* **Exercise**: All of the data, except its images, should be set down exactly as it appears.

START Input material

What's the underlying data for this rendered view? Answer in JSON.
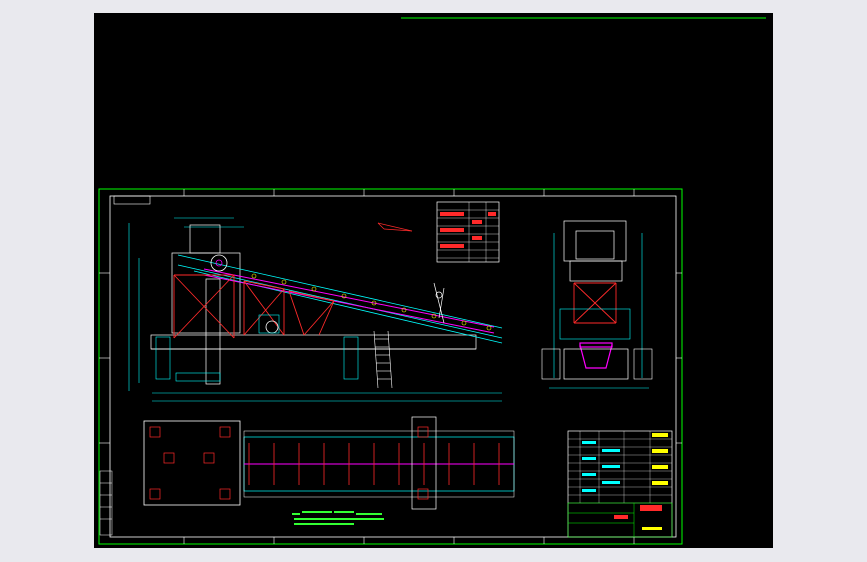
{
  "viewport": {
    "background": "#000000",
    "page_background": "#e9e9ee"
  },
  "colors": {
    "frame": "#00ff00",
    "cyan": "#00ffff",
    "white": "#ffffff",
    "magenta": "#ff00ff",
    "red": "#ff2a2a",
    "yellow": "#ffff00",
    "green_text": "#33ff33"
  },
  "sheet": {
    "top_rule": true,
    "title_block_visible": true
  }
}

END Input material

* **Response to this exercise**:
What's the underlying data for this rendered view? Answer in JSON.
{
  "viewport": {
    "background": "#000000",
    "page_background": "#e9e9ee"
  },
  "colors": {
    "frame": "#00ff00",
    "cyan": "#00ffff",
    "white": "#ffffff",
    "magenta": "#ff00ff",
    "red": "#ff2a2a",
    "yellow": "#ffff00",
    "green_text": "#33ff33"
  },
  "sheet": {
    "top_rule": true,
    "title_block_visible": true
  }
}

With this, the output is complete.